━━━ INPUT DATA ━━━

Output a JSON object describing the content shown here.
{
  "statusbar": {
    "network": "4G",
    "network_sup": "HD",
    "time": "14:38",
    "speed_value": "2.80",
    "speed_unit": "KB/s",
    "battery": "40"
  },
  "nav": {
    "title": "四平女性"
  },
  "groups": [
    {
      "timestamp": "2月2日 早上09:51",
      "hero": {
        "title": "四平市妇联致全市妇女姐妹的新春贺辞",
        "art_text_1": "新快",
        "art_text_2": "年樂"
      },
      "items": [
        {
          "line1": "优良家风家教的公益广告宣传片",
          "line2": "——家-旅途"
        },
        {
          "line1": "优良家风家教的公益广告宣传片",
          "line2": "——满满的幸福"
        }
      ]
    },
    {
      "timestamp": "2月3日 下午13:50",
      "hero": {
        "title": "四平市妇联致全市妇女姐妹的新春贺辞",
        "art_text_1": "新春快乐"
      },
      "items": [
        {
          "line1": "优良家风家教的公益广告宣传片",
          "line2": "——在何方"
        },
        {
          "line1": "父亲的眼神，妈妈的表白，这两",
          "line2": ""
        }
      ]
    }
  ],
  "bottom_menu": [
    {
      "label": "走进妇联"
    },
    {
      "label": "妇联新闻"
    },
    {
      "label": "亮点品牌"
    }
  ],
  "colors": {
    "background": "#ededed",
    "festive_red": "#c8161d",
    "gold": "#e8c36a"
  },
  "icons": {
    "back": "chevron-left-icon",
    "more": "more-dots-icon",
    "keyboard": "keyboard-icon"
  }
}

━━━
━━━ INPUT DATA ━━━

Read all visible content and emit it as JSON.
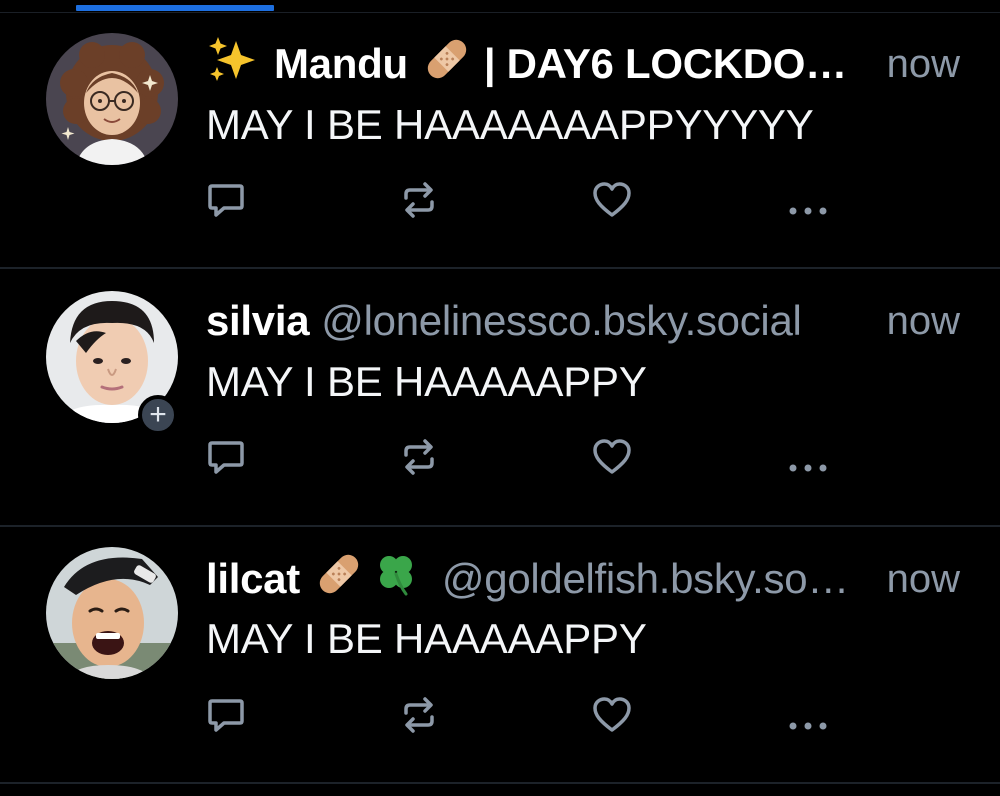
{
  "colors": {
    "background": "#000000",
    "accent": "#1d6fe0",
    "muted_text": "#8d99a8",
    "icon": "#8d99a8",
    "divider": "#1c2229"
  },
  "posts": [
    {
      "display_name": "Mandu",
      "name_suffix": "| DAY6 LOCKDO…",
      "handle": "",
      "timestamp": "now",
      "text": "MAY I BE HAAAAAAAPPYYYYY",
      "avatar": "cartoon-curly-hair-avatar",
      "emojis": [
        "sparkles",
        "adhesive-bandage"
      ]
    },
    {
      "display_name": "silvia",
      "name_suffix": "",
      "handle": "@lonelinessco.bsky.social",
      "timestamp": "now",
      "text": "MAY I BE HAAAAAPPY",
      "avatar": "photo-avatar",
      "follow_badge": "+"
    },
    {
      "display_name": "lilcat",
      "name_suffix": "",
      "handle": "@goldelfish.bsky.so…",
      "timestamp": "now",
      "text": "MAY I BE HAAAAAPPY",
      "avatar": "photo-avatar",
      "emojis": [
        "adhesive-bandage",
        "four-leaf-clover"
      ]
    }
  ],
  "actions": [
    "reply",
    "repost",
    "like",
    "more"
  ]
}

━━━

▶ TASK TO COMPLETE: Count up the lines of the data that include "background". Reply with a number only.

▶ RESULT OF THE EXERCISE: 2